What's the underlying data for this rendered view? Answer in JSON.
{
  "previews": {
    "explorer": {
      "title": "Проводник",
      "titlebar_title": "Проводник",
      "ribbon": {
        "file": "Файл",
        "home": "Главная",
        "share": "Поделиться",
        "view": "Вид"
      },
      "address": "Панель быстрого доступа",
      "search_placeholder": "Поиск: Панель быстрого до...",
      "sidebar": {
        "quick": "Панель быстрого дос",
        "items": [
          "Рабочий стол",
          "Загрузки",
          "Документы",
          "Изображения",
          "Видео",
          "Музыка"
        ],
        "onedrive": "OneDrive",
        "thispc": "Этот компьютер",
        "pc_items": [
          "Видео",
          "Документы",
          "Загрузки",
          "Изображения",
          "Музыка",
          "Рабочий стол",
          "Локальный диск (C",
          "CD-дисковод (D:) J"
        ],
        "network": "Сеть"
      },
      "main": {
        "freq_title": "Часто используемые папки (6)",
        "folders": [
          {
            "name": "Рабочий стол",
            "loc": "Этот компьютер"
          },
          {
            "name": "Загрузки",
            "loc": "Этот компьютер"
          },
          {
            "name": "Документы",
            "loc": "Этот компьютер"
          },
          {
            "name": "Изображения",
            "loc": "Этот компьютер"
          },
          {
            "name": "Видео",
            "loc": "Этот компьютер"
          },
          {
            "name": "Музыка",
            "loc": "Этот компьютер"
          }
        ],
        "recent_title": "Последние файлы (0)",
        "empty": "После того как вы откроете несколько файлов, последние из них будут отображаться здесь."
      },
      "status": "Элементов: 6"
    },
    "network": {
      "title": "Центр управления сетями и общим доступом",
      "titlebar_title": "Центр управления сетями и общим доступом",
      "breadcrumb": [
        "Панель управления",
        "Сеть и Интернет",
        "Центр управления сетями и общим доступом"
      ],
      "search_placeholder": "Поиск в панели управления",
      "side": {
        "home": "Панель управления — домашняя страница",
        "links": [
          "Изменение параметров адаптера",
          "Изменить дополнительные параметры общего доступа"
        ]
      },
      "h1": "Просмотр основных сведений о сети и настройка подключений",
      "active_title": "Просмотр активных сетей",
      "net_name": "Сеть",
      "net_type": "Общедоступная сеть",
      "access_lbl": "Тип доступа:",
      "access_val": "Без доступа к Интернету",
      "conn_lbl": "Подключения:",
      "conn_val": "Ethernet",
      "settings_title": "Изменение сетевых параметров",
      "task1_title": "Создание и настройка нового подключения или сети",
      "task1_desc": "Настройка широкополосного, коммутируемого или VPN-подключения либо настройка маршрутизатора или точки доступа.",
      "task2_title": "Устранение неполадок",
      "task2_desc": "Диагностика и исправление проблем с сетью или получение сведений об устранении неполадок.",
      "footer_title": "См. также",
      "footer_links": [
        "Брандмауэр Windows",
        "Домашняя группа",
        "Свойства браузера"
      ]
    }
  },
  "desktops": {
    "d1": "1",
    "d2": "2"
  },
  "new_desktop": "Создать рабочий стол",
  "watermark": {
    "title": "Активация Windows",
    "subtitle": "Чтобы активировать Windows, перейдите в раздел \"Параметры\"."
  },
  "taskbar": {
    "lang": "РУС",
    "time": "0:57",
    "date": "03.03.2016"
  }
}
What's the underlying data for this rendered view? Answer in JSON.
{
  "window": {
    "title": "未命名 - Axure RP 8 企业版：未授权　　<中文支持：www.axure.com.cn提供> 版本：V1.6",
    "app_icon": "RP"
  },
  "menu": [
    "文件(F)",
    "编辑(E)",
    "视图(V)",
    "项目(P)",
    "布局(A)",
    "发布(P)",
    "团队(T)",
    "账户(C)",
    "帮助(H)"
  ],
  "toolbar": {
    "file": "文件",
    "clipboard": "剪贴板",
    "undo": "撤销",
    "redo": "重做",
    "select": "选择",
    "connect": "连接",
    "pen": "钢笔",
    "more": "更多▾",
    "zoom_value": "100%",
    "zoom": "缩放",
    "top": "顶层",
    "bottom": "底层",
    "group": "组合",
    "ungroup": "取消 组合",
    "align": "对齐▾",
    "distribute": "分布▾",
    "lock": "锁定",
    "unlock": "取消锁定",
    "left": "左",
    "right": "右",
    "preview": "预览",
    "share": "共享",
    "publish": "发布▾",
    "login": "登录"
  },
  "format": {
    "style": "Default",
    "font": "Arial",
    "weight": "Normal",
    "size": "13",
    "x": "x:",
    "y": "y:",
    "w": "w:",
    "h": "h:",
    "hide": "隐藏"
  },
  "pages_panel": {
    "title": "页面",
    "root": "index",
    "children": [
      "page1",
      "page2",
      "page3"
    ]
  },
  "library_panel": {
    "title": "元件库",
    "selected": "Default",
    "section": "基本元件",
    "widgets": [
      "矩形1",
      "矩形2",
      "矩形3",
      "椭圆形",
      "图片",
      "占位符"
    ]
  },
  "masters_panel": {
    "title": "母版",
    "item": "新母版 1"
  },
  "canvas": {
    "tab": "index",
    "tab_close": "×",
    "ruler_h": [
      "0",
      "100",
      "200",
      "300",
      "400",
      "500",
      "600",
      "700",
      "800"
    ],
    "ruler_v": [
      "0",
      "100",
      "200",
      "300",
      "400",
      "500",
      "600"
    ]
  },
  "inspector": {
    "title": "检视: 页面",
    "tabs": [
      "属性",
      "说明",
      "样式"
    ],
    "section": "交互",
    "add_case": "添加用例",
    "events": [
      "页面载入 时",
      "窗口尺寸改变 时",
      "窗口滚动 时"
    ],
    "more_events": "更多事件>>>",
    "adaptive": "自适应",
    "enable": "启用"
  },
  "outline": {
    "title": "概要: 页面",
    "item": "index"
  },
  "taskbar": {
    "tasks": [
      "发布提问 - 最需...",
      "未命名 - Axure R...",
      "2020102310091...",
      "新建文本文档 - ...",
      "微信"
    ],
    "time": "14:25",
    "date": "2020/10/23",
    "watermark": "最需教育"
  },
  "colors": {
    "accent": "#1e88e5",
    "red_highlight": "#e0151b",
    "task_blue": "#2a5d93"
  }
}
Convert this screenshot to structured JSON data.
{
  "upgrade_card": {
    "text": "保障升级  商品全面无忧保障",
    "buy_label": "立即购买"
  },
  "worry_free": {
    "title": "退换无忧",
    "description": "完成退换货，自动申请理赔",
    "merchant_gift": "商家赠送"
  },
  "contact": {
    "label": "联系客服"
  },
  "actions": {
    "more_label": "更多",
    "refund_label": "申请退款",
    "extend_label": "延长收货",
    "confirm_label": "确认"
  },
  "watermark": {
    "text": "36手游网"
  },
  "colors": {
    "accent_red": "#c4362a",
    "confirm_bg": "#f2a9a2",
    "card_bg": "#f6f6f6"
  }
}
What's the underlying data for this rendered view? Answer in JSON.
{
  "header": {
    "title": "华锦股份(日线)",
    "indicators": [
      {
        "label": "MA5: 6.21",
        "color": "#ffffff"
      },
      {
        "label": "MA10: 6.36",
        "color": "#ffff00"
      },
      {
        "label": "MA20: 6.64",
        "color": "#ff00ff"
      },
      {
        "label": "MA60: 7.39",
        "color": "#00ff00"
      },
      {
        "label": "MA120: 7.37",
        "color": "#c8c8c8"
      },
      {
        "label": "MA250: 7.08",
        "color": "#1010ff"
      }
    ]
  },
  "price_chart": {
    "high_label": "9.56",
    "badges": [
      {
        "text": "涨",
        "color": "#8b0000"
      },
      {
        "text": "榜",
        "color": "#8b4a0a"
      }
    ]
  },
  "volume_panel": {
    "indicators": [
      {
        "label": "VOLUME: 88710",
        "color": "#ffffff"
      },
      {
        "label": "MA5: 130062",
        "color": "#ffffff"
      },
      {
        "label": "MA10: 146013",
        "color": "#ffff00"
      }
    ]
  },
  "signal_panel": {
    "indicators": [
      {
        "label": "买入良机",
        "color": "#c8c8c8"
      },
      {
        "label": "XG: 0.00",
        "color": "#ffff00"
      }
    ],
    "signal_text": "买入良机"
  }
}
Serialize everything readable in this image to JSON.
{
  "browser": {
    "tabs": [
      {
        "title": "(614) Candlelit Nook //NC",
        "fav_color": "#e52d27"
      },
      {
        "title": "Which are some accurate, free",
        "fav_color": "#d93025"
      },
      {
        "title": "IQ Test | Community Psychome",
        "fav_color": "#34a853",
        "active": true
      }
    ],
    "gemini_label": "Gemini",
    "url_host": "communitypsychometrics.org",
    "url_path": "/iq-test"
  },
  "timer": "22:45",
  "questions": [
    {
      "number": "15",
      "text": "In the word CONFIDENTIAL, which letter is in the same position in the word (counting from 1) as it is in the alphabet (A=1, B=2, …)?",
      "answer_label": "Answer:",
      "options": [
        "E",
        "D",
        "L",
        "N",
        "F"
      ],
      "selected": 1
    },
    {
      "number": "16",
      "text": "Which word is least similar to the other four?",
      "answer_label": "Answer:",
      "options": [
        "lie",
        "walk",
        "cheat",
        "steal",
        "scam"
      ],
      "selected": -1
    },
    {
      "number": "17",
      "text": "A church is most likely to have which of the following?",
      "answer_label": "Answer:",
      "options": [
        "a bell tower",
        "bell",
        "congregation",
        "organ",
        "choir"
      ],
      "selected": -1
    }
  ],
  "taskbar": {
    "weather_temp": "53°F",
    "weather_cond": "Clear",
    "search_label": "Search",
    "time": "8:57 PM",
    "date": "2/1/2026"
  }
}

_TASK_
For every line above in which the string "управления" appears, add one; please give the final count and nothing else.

_COMPLETED TASK_
6